Don’t be afraid to swim hard in warm-up. Your body needs that kind of fast, strong effort to turn on all your energy systems. The first effort of the day often feels terrible. But the next time you swim hard you will usually feel much better and smoother. If you are waiting for your race or the main set to swim hard, you’re not giving your body a chance to perform at its best.
Swim four 25s (or 50s, if you are a more proficient swimmer) of freestyle in which you build your speed. Start the first lap at about 50% of your maximum effort and build to about 80%. Rest briefly between efforts. The next effort should begin a little faster than the first and build to about 90% of your maximum speed. On the next one, begin even a little faster than the previous one and build to your absolute maximum speed in the last 10 meters. For the last one, swim the entire effort virtually all-out.
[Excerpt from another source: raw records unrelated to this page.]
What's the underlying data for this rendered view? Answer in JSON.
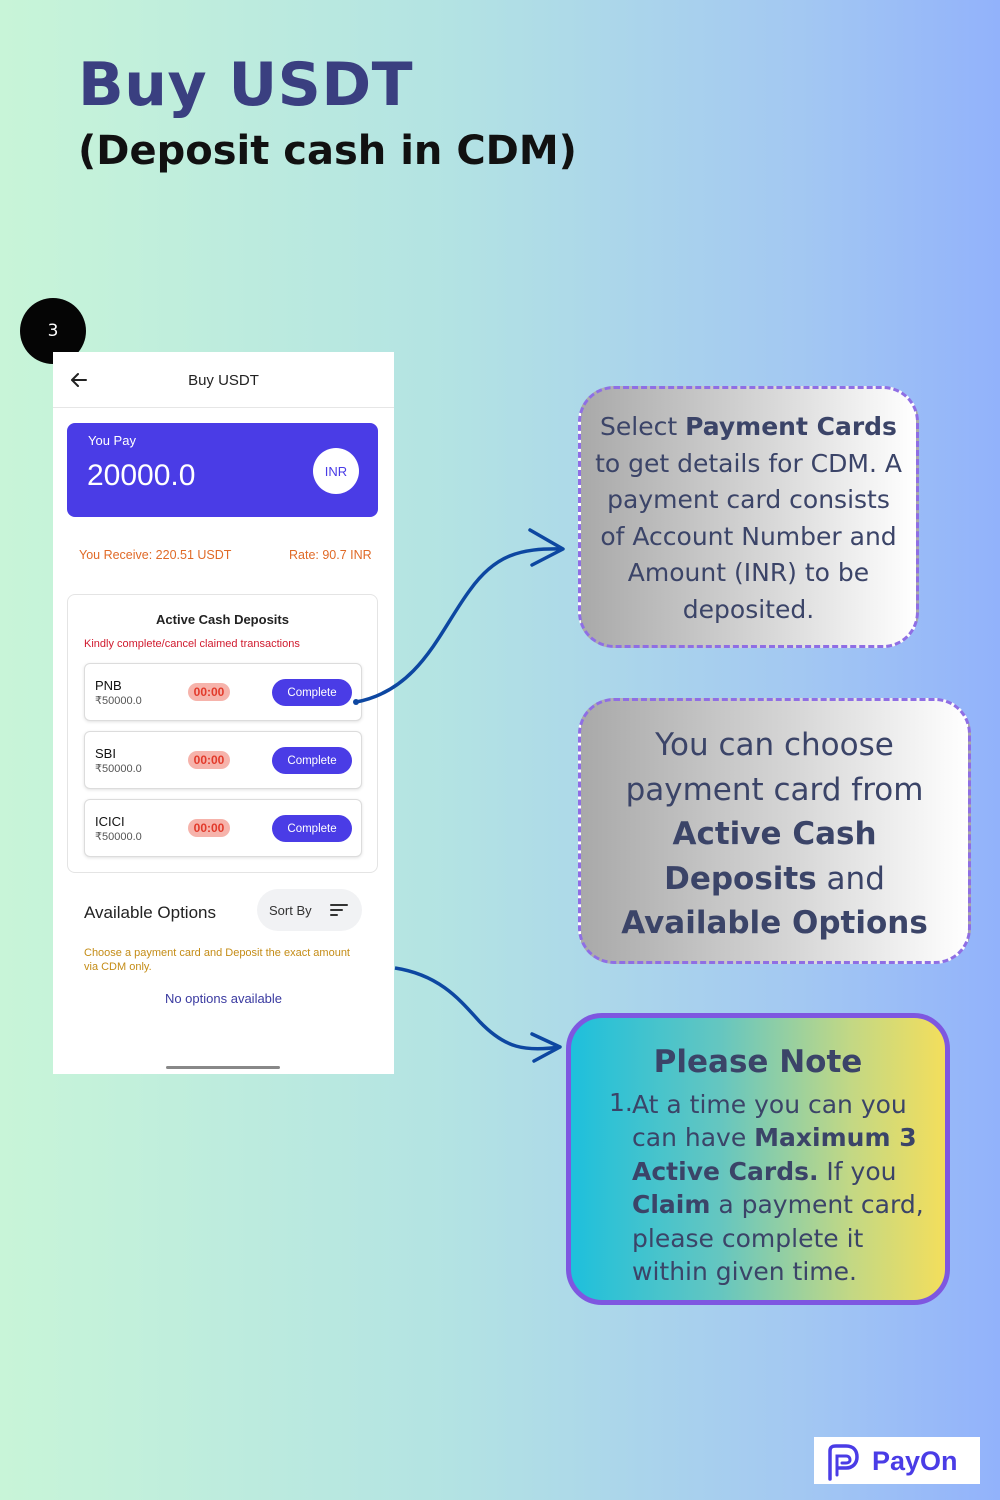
{
  "page": {
    "title": "Buy USDT",
    "subtitle": "(Deposit cash in CDM)",
    "step_number": "3"
  },
  "phone": {
    "header_title": "Buy USDT",
    "you_pay_label": "You Pay",
    "you_pay_amount": "20000.0",
    "currency": "INR",
    "you_receive": "You Receive: 220.51 USDT",
    "rate": "Rate: 90.7 INR",
    "active_deposits": {
      "title": "Active Cash Deposits",
      "warning": "Kindly complete/cancel claimed transactions",
      "items": [
        {
          "bank": "PNB",
          "amount": "₹50000.0",
          "timer": "00:00",
          "button": "Complete"
        },
        {
          "bank": "SBI",
          "amount": "₹50000.0",
          "timer": "00:00",
          "button": "Complete"
        },
        {
          "bank": "ICICI",
          "amount": "₹50000.0",
          "timer": "00:00",
          "button": "Complete"
        }
      ]
    },
    "available_options": {
      "title": "Available Options",
      "sort_label": "Sort By",
      "note": "Choose a payment card and Deposit the exact amount via CDM only.",
      "empty_text": "No options available"
    }
  },
  "callouts": {
    "c1": {
      "t1": "Select ",
      "b1": "Payment Cards",
      "t2": " to get details for CDM. A payment card consists of Account Number and Amount (INR) to be deposited."
    },
    "c2": {
      "t1": "You can choose payment card from ",
      "b1": "Active Cash Deposits",
      "t2": " and ",
      "b2": "Available Options"
    },
    "note": {
      "title": "Please Note",
      "number": "1.",
      "t1": "At a time you can you can have ",
      "b1": "Maximum 3 Active Cards.",
      "t2": " If you ",
      "b2": "Claim",
      "t3": " a payment card, please complete it within given time."
    }
  },
  "logo": {
    "text": "PayOn"
  },
  "colors": {
    "brand": "#4a3ce6",
    "title": "#3a3f80",
    "timer_bg": "#f6b3ab",
    "warning": "#d01a2e",
    "receive": "#e06a27",
    "arrow": "#0d47a1"
  }
}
By the end of your build efforts, you should be breathing hard. Immediately after your build freestyle laps, swim some easy laps of technique-focused recovery.
Once you’ve elevated your heart rate with your build freestyle swims, you’re ready to test-fire your race systems. When your heart rate has recovered from your build 25s (or 50s), see if you can go from recovery pace to all-out sprint pace instantaneously mid-pool.
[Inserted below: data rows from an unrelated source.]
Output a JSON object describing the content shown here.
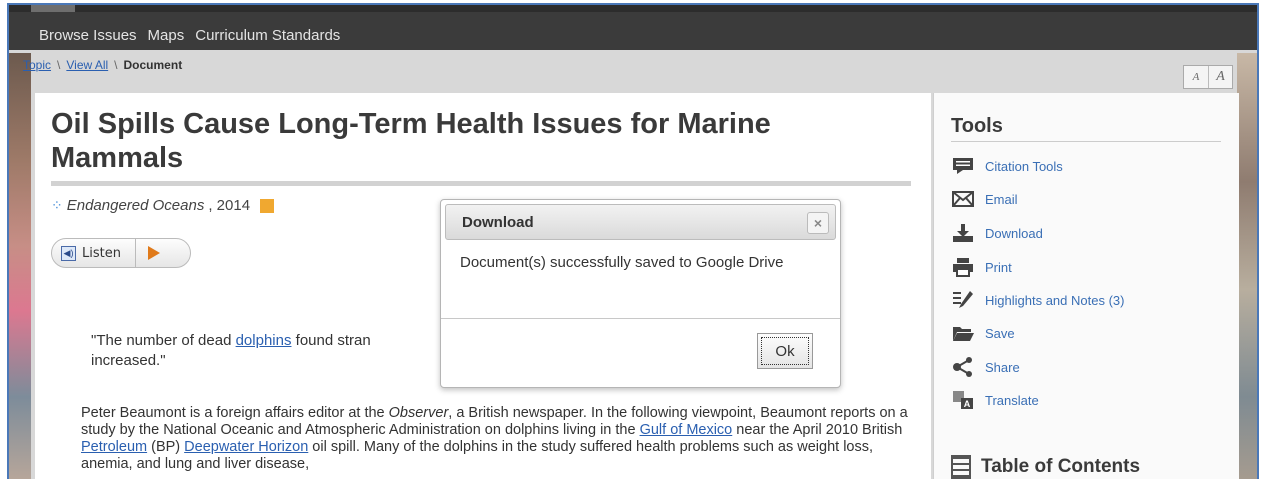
{
  "nav": {
    "items": [
      "Browse Issues",
      "Maps",
      "Curriculum Standards"
    ]
  },
  "breadcrumb": {
    "topic": "Topic",
    "view_all": "View All",
    "current": "Document",
    "sep": "\\"
  },
  "text_size": {
    "small": "A",
    "large": "A"
  },
  "document": {
    "title": "Oil Spills Cause Long-Term Health Issues for Marine Mammals",
    "source_title": "Endangered Oceans",
    "source_year": ", 2014",
    "listen_label": "Listen",
    "quote_before": "\"The number of dead ",
    "quote_link": "dolphins",
    "quote_after": " found stran",
    "quote_line2": "increased.\"",
    "summary": {
      "p1": "Peter Beaumont is a foreign affairs editor at the ",
      "p1_em": "Observer",
      "p2": ", a British newspaper. In the following viewpoint, Beaumont reports on a study by the National Oceanic and Atmospheric Administration on dolphins living in the ",
      "link_gulf": "Gulf of Mexico",
      "p3": " near the April 2010 British ",
      "link_petroleum": "Petroleum",
      "p4": " (BP) ",
      "link_deepwater": "Deepwater Horizon",
      "p5": " oil spill. Many of the dolphins in the study suffered health problems such as weight loss, anemia, and lung and liver disease,"
    }
  },
  "tools": {
    "title": "Tools",
    "items": [
      {
        "label": "Citation Tools",
        "icon": "speech-bubble-icon"
      },
      {
        "label": "Email",
        "icon": "envelope-icon"
      },
      {
        "label": "Download",
        "icon": "download-icon"
      },
      {
        "label": "Print",
        "icon": "printer-icon"
      },
      {
        "label": "Highlights and Notes (3)",
        "icon": "highlighter-icon"
      },
      {
        "label": "Save",
        "icon": "folder-icon"
      },
      {
        "label": "Share",
        "icon": "share-icon"
      },
      {
        "label": "Translate",
        "icon": "translate-icon"
      }
    ],
    "toc_label": "Table of Contents"
  },
  "dialog": {
    "title": "Download",
    "close": "×",
    "message": "Document(s) successfully saved to Google Drive",
    "ok_label": "Ok"
  }
}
If you cannot change speeds quickly, you may just need more warm-up time. Swim a few more laps focused on technique, keeping your speed (and heart rate) fairly high. Believe it or not, you can have great swims even on days when everything feels “off.” Before your race, get in a second warm-up, and you might discover that it's much easier to change speeds (and after only a few laps).
Some athletes will break into a sprint 10 meters from the wall and carry that speed through their flip turn. If the transition from easy to fast swimming felt natural and not forced, your warm-up is almost over. If you are a distance swimmer, you will need to do some pace work—a couple of laps at the pace you want to swim in your race—before moving on to the next step.
Practice at least one start during warm-up. Remember that the beginning of your race is more than just a dive from the blocks. In your warm-up starts, you want to leave the blocks quickly, do quality underwater work, get a clean breakout, and do 4 to 10 strokes just the way you will do them in a race.
If you’re warming up for a sprint event, you’ll want to go all-out for about half a lap. If you’re practicing the start of a distance race, swim the whole lap at your race pace. When you are done with your start(s), make sure you get a good cool down, at least 200 yards or meters. Just as you did in the beginning of your warm-up, focus on staying relaxed and swimming with good technique.
Warming Up Is Important
Keep in mind that warm-up is more than just swimming a certain distance. Warm-up is a physical and mental process that can vary immensely from person to person. Experiment with your warm-ups and find out what works best for you.